Remember, only weigh yourself down with items that will improve your experience; if something isn’t going to help keep you or your party safe or comfortable then leave it at home.

Plan Ahead

Unless you’re accustomed to a lot of physical activity, hunting can be physically demanding and that’s one thing you don’t want to focus on while you’re trying to shoot a game. A few days before your trip, start doing short walks with a weighted pack. This will get your legs and hips used to carrying extra weight. 

Pack light for now so as not to overdo it you can always increase your load once you have mastered carrying it around in small doses. Start by carrying about 10 percent of your total expected hunting gear for just five minutes at a time. Try taking longer walks as your endurance improves.

Stay Hydrated

It’s important to make sure you stay hydrated when going on a hunting trip.

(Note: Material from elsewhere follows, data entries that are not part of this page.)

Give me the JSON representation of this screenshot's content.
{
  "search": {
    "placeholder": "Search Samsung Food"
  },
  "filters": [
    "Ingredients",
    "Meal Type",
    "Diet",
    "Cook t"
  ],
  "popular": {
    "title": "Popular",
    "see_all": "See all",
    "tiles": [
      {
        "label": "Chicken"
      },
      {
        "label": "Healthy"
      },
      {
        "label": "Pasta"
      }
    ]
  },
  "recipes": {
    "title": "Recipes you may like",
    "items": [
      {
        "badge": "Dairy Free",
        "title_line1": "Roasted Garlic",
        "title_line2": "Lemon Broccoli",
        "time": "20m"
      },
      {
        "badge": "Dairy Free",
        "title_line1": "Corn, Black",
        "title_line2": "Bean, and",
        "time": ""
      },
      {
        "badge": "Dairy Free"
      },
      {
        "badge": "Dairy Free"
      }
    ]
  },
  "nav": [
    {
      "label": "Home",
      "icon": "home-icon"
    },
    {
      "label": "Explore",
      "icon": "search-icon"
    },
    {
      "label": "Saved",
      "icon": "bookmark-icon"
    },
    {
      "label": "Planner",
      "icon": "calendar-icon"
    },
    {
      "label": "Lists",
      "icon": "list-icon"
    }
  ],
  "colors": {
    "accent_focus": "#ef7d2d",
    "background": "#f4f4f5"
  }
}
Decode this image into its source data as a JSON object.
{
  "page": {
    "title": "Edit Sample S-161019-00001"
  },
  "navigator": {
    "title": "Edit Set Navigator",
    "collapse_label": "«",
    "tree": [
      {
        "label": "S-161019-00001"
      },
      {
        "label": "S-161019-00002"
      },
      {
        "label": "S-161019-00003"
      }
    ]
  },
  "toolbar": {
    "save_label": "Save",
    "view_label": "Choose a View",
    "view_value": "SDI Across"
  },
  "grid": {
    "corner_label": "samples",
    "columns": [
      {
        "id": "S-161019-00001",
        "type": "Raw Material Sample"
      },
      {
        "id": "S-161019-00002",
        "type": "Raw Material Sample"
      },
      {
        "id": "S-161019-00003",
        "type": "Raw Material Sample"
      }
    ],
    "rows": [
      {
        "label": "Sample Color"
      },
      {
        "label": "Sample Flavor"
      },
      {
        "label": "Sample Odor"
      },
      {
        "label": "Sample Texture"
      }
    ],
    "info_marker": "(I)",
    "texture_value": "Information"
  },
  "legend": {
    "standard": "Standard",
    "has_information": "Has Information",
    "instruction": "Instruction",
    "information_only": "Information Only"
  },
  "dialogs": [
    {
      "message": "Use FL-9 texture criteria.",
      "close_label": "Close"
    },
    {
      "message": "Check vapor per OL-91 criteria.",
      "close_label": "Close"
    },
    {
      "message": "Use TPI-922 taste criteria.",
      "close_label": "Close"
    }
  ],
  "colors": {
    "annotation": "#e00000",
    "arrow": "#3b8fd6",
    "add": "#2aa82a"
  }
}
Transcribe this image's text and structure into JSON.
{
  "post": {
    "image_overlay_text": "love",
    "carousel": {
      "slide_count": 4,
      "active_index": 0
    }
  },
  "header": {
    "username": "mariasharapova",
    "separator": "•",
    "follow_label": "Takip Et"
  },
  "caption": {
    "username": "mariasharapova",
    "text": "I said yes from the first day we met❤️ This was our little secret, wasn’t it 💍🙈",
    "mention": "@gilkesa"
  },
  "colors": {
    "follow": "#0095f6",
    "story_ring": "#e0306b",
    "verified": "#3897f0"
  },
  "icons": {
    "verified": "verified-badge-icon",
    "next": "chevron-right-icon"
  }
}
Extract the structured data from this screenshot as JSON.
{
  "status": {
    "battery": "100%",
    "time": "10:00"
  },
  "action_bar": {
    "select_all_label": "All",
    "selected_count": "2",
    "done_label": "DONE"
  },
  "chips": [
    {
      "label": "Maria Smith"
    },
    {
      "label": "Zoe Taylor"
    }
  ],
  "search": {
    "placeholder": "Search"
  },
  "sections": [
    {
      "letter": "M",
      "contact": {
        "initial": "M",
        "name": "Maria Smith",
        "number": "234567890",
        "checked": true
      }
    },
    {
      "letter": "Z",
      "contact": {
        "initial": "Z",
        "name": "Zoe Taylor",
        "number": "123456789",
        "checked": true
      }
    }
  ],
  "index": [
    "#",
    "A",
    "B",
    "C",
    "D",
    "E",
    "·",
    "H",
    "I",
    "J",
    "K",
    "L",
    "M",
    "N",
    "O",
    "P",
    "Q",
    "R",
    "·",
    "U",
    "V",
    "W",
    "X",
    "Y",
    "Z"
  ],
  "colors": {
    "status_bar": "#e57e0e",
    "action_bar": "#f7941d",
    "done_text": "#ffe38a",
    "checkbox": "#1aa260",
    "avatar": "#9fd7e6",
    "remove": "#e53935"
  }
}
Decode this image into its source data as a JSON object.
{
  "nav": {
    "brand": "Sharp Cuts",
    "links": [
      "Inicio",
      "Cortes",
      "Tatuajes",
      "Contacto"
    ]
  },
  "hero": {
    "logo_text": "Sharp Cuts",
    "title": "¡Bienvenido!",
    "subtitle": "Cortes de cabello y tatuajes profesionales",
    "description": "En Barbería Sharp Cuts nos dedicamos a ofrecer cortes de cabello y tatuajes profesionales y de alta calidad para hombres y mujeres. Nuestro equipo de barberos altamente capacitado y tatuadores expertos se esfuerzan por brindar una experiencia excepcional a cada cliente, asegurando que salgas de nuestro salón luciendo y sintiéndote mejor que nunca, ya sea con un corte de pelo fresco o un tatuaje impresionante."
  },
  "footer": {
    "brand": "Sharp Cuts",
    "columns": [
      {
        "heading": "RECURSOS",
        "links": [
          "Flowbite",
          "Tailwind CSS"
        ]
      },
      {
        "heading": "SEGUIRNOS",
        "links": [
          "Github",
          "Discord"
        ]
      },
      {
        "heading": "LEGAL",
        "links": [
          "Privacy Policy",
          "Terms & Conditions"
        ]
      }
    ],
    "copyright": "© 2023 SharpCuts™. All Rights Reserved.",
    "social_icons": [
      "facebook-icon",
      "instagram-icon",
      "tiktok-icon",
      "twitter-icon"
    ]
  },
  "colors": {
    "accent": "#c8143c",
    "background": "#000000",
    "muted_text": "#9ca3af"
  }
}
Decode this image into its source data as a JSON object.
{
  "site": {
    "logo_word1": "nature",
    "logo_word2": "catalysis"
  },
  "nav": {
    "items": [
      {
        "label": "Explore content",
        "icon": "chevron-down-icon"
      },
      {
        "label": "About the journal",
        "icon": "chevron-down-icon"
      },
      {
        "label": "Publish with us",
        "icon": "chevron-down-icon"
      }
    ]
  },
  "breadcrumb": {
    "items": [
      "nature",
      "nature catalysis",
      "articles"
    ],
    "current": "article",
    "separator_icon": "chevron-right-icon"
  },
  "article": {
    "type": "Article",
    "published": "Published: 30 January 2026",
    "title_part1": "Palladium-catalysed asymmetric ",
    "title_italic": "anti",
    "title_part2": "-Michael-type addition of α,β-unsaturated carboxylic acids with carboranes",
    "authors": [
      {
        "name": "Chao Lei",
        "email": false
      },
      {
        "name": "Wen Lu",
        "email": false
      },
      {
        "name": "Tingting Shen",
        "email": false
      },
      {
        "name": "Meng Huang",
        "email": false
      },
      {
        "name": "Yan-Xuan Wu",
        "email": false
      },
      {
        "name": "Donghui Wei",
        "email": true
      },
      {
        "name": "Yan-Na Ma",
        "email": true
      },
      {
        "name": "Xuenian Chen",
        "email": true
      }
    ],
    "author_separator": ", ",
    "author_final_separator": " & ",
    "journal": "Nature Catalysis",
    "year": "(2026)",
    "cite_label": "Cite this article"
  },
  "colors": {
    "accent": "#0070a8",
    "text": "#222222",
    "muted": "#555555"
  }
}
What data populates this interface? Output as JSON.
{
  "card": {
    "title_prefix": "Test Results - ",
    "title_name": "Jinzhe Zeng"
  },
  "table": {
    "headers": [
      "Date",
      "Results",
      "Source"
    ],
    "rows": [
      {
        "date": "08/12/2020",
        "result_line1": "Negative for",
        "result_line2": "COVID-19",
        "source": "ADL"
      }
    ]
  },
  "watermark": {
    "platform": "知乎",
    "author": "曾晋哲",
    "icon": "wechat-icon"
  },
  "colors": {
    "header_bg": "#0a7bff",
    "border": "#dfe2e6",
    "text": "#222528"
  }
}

It can be hard enough to get fluids as it is, especially when you’re in a new environment and your body is adjusting. 

Staying hydrated will help keep your skin from drying out and it’ll prevent your vision from becoming blurry or distorted. There are also water purification tablets that you can use in extreme situations if fresh water isn’t readily available.

Get Comfortable

One of those known unknowns is figuring out how you’ll be spending your time in your tree stand. Being as comfortable as possible is critical if you plan on staying a while, and it’s best to know what you’re getting into beforehand so that you can pack accordingly. 

Even if you don’t go all out with camping chairs or blankets, having at least one set of warm clothing and sturdy boots can make or break a trip. Get ready for sitting around by taking note of what could make things more comfortable things like snacks, books, and something soft for your backside are all good ideas. Be ready for sunburn by packing sunscreen and sunglasses.

It’s Not Just About the Kill

Wildlife has distinct feeding and breeding cycles. Knowing when certain animals are active will help you avoid competition from other hunters and potentially improve your chances of seeing a trophy buck or elk. If you’re going after the big game, find out when mating season is over and bucks will be on their own. 

For example, there’s no point in trying to go after bighorn sheep in early September at that time of year, rams are too busy fighting off challengers for mating privileges to pay much attention to humans or their bright orange vests.

Best Time of Year to Hunt

Different animals are most active at different times of the year, so it’s a good idea to research seasonal activity for each animal that you want to hunt. For example, whitetail deer can be found more often and easier during their mating season in the fall. 

In general, however, deer hunting is best during October and November. That’s also when you’re likely to find moose and elk. Make sure you know if your state has a bowhunting season or a rifle-only season. The tactics for each are different for example, not every rifle shot gives instant death and knowing these things will give you an edge when planning your trip.

Practice, Practice, Practice!

Before you take your first shot at a buck, know where you’re going, how you’ll get there and back, how much time it will take and where you’ll eat. If you practice these things ahead of time, it will reduce stress when things don’t go as planned.


Although there is little written about preparing for a hunting trip, it is an important skill that has been passed down through many generations of hunters. As you prepare for your next hunting trip, take these tips into consideration and visit https://hunterswarehouse.com.au/ to have a more successful hunt! Remember, if you are new to hunting it’s always best to reach out and speak with more experienced hunters about their own personal experiences. A little preparation now will go a long way toward a happy hunting experience in years to come.